╭──

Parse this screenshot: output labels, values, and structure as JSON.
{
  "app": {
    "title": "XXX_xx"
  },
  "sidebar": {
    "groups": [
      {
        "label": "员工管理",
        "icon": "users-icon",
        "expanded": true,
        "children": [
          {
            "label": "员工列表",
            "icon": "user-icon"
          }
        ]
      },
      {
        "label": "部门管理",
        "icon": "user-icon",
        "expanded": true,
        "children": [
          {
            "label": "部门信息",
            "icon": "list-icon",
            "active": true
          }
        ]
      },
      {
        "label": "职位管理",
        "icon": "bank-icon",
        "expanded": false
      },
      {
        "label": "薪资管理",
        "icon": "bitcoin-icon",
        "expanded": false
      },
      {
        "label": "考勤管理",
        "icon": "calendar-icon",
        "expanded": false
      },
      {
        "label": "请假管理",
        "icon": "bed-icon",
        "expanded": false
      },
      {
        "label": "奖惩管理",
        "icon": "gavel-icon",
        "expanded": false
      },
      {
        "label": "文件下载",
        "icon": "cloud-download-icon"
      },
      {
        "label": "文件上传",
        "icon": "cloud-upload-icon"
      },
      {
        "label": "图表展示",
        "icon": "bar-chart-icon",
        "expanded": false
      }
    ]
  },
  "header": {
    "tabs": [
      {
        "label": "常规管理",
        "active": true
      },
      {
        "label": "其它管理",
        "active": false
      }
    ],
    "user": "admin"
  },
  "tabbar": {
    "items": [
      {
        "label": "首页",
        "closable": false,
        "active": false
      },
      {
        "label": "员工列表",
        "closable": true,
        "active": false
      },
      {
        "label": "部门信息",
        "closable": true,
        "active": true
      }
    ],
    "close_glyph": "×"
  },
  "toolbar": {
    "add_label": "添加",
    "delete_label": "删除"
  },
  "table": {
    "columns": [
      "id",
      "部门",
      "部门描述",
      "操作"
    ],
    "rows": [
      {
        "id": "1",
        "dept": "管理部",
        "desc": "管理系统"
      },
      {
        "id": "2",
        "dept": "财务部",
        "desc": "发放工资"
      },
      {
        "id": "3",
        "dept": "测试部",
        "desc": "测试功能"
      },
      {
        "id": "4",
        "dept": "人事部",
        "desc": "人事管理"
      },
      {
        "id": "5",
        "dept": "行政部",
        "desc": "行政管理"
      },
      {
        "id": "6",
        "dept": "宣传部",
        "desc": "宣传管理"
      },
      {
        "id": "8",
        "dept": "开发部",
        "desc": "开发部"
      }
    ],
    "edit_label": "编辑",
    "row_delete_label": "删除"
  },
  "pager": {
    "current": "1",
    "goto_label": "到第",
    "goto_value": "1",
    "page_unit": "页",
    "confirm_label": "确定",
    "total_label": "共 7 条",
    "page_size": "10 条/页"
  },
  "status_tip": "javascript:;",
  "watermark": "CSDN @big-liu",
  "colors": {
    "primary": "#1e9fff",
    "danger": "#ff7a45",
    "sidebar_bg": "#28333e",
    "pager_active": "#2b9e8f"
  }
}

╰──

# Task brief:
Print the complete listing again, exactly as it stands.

# Solution for this exercise:
Parse this screenshot: output labels, values, and structure as JSON.
{
  "app": {
    "title": "XXX_xx"
  },
  "sidebar": {
    "groups": [
      {
        "label": "员工管理",
        "icon": "users-icon",
        "expanded": true,
        "children": [
          {
            "label": "员工列表",
            "icon": "user-icon"
          }
        ]
      },
      {
        "label": "部门管理",
        "icon": "user-icon",
        "expanded": true,
        "children": [
          {
            "label": "部门信息",
            "icon": "list-icon",
            "active": true
          }
        ]
      },
      {
        "label": "职位管理",
        "icon": "bank-icon",
        "expanded": false
      },
      {
        "label": "薪资管理",
        "icon": "bitcoin-icon",
        "expanded": false
      },
      {
        "label": "考勤管理",
        "icon": "calendar-icon",
        "expanded": false
      },
      {
        "label": "请假管理",
        "icon": "bed-icon",
        "expanded": false
      },
      {
        "label": "奖惩管理",
        "icon": "gavel-icon",
        "expanded": false
      },
      {
        "label": "文件下载",
        "icon": "cloud-download-icon"
      },
      {
        "label": "文件上传",
        "icon": "cloud-upload-icon"
      },
      {
        "label": "图表展示",
        "icon": "bar-chart-icon",
        "expanded": false
      }
    ]
  },
  "header": {
    "tabs": [
      {
        "label": "常规管理",
        "active": true
      },
      {
        "label": "其它管理",
        "active": false
      }
    ],
    "user": "admin"
  },
  "tabbar": {
    "items": [
      {
        "label": "首页",
        "closable": false,
        "active": false
      },
      {
        "label": "员工列表",
        "closable": true,
        "active": false
      },
      {
        "label": "部门信息",
        "closable": true,
        "active": true
      }
    ],
    "close_glyph": "×"
  },
  "toolbar": {
    "add_label": "添加",
    "delete_label": "删除"
  },
  "table": {
    "columns": [
      "id",
      "部门",
      "部门描述",
      "操作"
    ],
    "rows": [
      {
        "id": "1",
        "dept": "管理部",
        "desc": "管理系统"
      },
      {
        "id": "2",
        "dept": "财务部",
        "desc": "发放工资"
      },
      {
        "id": "3",
        "dept": "测试部",
        "desc": "测试功能"
      },
      {
        "id": "4",
        "dept": "人事部",
        "desc": "人事管理"
      },
      {
        "id": "5",
        "dept": "行政部",
        "desc": "行政管理"
      },
      {
        "id": "6",
        "dept": "宣传部",
        "desc": "宣传管理"
      },
      {
        "id": "8",
        "dept": "开发部",
        "desc": "开发部"
      }
    ],
    "edit_label": "编辑",
    "row_delete_label": "删除"
  },
  "pager": {
    "current": "1",
    "goto_label": "到第",
    "goto_value": "1",
    "page_unit": "页",
    "confirm_label": "确定",
    "total_label": "共 7 条",
    "page_size": "10 条/页"
  },
  "status_tip": "javascript:;",
  "watermark": "CSDN @big-liu",
  "colors": {
    "primary": "#1e9fff",
    "danger": "#ff7a45",
    "sidebar_bg": "#28333e",
    "pager_active": "#2b9e8f"
  }
}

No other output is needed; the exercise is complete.